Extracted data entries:
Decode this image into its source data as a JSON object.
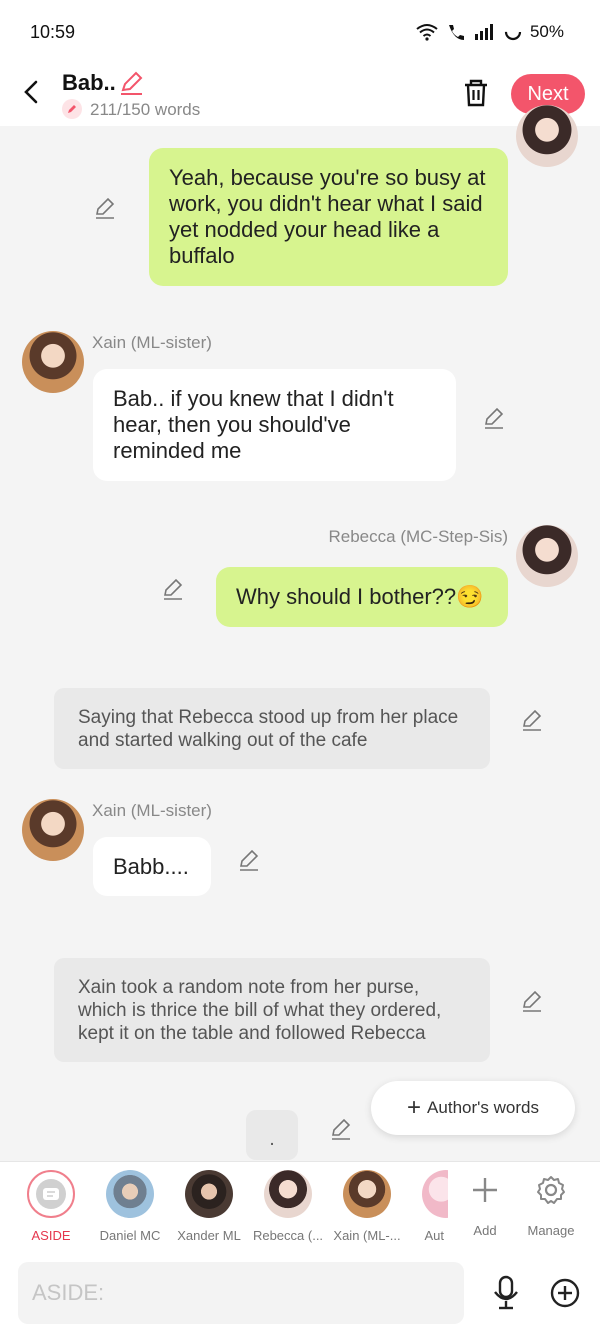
{
  "status_bar": {
    "time": "10:59",
    "battery": "50%"
  },
  "header": {
    "title": "Bab..",
    "word_count": "211/150 words",
    "next_label": "Next"
  },
  "messages": [
    {
      "type": "outgoing",
      "text": "Yeah, because you're so busy at work, you didn't hear what I said yet nodded your head like a buffalo"
    },
    {
      "type": "incoming",
      "name": "Xain (ML-sister)",
      "text": "Bab.. if you knew that I didn't hear, then you should've reminded me"
    },
    {
      "type": "outgoing",
      "name": "Rebecca (MC-Step-Sis)",
      "text": "Why should I bother??😏"
    },
    {
      "type": "aside",
      "text": "Saying that Rebecca stood up from her place and started walking out of the cafe"
    },
    {
      "type": "incoming",
      "name": "Xain (ML-sister)",
      "text": "Babb...."
    },
    {
      "type": "aside",
      "text": "Xain took a random note from her purse, which is thrice the bill of what they ordered, kept it on the table and followed Rebecca"
    },
    {
      "type": "aside",
      "text": "."
    }
  ],
  "authors_words_label": "Author's words",
  "characters": [
    {
      "label": "ASIDE"
    },
    {
      "label": "Daniel MC"
    },
    {
      "label": "Xander ML"
    },
    {
      "label": "Rebecca (..."
    },
    {
      "label": "Xain (ML-..."
    },
    {
      "label": "Aut"
    }
  ],
  "add_label": "Add",
  "manage_label": "Manage",
  "input": {
    "placeholder": "ASIDE:"
  }
}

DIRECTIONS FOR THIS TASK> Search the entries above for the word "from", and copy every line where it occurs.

EXERCISE ANSWER>
      "text": "Saying that Rebecca stood up from her place and started walking out of the cafe"
      "text": "Xain took a random note from her purse, which is thrice the bill of what they ordered, kept it on the table and followed Rebecca"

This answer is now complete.